= WHAT THIS TASK INVOLVES =
Which lines have the string "Efek"? Copy all of them from the entries below.

══════

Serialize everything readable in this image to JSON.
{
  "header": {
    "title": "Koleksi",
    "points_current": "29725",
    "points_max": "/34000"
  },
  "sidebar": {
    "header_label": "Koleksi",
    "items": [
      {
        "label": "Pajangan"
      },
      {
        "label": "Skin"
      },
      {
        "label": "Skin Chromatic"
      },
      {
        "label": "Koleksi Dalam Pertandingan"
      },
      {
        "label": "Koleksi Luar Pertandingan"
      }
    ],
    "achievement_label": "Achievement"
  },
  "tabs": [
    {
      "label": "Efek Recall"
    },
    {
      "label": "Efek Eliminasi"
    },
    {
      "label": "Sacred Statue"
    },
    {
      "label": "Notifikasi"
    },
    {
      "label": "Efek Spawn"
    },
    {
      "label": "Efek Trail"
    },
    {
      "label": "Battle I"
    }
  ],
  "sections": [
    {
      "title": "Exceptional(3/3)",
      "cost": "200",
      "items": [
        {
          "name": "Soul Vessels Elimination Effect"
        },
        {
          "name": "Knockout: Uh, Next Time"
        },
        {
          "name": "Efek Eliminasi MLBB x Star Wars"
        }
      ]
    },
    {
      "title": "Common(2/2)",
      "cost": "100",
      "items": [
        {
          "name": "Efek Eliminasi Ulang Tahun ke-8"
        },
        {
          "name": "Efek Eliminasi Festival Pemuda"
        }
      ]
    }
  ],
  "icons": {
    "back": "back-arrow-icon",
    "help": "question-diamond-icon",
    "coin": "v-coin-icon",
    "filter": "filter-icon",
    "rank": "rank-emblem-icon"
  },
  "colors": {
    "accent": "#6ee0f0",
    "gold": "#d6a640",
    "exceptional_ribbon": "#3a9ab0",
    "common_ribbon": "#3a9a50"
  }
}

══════

= TASK RESULT =
      "label": "Efek Recall"
      "label": "Efek Eliminasi"
      "label": "Efek Spawn"
      "label": "Efek Trail"
          "name": "Efek Eliminasi MLBB x Star Wars"
          "name": "Efek Eliminasi Ulang Tahun ke-8"
          "name": "Efek Eliminasi Festival Pemuda"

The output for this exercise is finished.